Task to carry out: Nothing in the entries may be dropped: restate them word for word.

Interface dataset entries
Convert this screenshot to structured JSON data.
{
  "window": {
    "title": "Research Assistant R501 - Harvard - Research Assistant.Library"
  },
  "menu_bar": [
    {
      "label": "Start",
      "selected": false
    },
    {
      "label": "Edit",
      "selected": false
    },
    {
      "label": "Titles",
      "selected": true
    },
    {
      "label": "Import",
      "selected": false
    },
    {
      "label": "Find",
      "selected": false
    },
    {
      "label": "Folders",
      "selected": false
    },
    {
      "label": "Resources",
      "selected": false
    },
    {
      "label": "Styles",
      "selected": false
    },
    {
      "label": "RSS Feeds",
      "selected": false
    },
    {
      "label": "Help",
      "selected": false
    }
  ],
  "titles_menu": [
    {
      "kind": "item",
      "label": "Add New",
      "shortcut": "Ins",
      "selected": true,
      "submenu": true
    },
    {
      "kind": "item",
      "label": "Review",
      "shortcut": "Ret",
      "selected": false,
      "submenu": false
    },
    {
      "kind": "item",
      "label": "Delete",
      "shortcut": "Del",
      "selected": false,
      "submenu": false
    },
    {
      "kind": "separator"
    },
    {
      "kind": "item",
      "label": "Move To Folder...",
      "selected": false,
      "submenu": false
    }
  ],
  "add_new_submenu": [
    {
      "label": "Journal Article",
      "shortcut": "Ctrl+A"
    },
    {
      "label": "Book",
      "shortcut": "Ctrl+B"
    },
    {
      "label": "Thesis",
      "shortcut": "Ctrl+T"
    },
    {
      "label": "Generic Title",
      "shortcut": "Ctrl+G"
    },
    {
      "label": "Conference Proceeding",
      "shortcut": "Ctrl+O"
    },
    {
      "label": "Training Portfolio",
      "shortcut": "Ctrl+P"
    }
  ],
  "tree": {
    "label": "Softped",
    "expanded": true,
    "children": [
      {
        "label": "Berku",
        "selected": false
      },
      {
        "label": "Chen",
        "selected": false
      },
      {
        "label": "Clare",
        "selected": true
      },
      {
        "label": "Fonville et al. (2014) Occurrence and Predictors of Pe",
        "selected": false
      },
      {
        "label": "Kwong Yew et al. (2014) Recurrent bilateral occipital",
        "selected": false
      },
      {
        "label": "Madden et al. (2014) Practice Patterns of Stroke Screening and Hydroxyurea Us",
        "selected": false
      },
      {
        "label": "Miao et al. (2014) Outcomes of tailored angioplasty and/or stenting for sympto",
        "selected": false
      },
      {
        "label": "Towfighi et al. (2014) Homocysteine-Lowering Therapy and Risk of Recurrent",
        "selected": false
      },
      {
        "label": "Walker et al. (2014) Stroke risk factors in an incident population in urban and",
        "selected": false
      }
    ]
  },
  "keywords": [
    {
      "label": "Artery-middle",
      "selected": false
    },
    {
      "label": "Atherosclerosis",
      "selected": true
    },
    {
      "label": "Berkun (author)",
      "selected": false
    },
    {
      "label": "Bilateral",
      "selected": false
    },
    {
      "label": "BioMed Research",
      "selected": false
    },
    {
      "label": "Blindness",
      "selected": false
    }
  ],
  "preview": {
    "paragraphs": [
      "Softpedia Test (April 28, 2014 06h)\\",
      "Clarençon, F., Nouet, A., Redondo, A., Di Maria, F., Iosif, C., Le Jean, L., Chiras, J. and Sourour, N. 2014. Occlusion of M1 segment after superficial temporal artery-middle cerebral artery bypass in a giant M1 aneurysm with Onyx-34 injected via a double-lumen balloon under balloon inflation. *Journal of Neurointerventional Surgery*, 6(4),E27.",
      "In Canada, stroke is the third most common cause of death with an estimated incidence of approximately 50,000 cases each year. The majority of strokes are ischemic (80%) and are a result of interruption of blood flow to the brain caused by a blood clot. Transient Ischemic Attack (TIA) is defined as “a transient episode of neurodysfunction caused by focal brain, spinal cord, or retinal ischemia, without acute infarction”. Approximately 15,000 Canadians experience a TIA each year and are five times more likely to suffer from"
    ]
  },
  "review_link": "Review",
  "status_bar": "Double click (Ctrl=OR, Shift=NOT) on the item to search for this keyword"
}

Answer to this task:
Convert this screenshot to structured JSON data.
{
  "window": {
    "title": "Research Assistant R501 - Harvard - Research Assistant.Library"
  },
  "menu_bar": [
    {
      "label": "Start",
      "selected": false
    },
    {
      "label": "Edit",
      "selected": false
    },
    {
      "label": "Titles",
      "selected": true
    },
    {
      "label": "Import",
      "selected": false
    },
    {
      "label": "Find",
      "selected": false
    },
    {
      "label": "Folders",
      "selected": false
    },
    {
      "label": "Resources",
      "selected": false
    },
    {
      "label": "Styles",
      "selected": false
    },
    {
      "label": "RSS Feeds",
      "selected": false
    },
    {
      "label": "Help",
      "selected": false
    }
  ],
  "titles_menu": [
    {
      "kind": "item",
      "label": "Add New",
      "shortcut": "Ins",
      "selected": true,
      "submenu": true
    },
    {
      "kind": "item",
      "label": "Review",
      "shortcut": "Ret",
      "selected": false,
      "submenu": false
    },
    {
      "kind": "item",
      "label": "Delete",
      "shortcut": "Del",
      "selected": false,
      "submenu": false
    },
    {
      "kind": "separator"
    },
    {
      "kind": "item",
      "label": "Move To Folder...",
      "selected": false,
      "submenu": false
    }
  ],
  "add_new_submenu": [
    {
      "label": "Journal Article",
      "shortcut": "Ctrl+A"
    },
    {
      "label": "Book",
      "shortcut": "Ctrl+B"
    },
    {
      "label": "Thesis",
      "shortcut": "Ctrl+T"
    },
    {
      "label": "Generic Title",
      "shortcut": "Ctrl+G"
    },
    {
      "label": "Conference Proceeding",
      "shortcut": "Ctrl+O"
    },
    {
      "label": "Training Portfolio",
      "shortcut": "Ctrl+P"
    }
  ],
  "tree": {
    "label": "Softped",
    "expanded": true,
    "children": [
      {
        "label": "Berku",
        "selected": false
      },
      {
        "label": "Chen",
        "selected": false
      },
      {
        "label": "Clare",
        "selected": true
      },
      {
        "label": "Fonville et al. (2014) Occurrence and Predictors of Pe",
        "selected": false
      },
      {
        "label": "Kwong Yew et al. (2014) Recurrent bilateral occipital",
        "selected": false
      },
      {
        "label": "Madden et al. (2014) Practice Patterns of Stroke Screening and Hydroxyurea Us",
        "selected": false
      },
      {
        "label": "Miao et al. (2014) Outcomes of tailored angioplasty and/or stenting for sympto",
        "selected": false
      },
      {
        "label": "Towfighi et al. (2014) Homocysteine-Lowering Therapy and Risk of Recurrent",
        "selected": false
      },
      {
        "label": "Walker et al. (2014) Stroke risk factors in an incident population in urban and",
        "selected": false
      }
    ]
  },
  "keywords": [
    {
      "label": "Artery-middle",
      "selected": false
    },
    {
      "label": "Atherosclerosis",
      "selected": true
    },
    {
      "label": "Berkun (author)",
      "selected": false
    },
    {
      "label": "Bilateral",
      "selected": false
    },
    {
      "label": "BioMed Research",
      "selected": false
    },
    {
      "label": "Blindness",
      "selected": false
    }
  ],
  "preview": {
    "paragraphs": [
      "Softpedia Test (April 28, 2014 06h)\\",
      "Clarençon, F., Nouet, A., Redondo, A., Di Maria, F., Iosif, C., Le Jean, L., Chiras, J. and Sourour, N. 2014. Occlusion of M1 segment after superficial temporal artery-middle cerebral artery bypass in a giant M1 aneurysm with Onyx-34 injected via a double-lumen balloon under balloon inflation. *Journal of Neurointerventional Surgery*, 6(4),E27.",
      "In Canada, stroke is the third most common cause of death with an estimated incidence of approximately 50,000 cases each year. The majority of strokes are ischemic (80%) and are a result of interruption of blood flow to the brain caused by a blood clot. Transient Ischemic Attack (TIA) is defined as “a transient episode of neurodysfunction caused by focal brain, spinal cord, or retinal ischemia, without acute infarction”. Approximately 15,000 Canadians experience a TIA each year and are five times more likely to suffer from"
    ]
  },
  "review_link": "Review",
  "status_bar": "Double click (Ctrl=OR, Shift=NOT) on the item to search for this keyword"
}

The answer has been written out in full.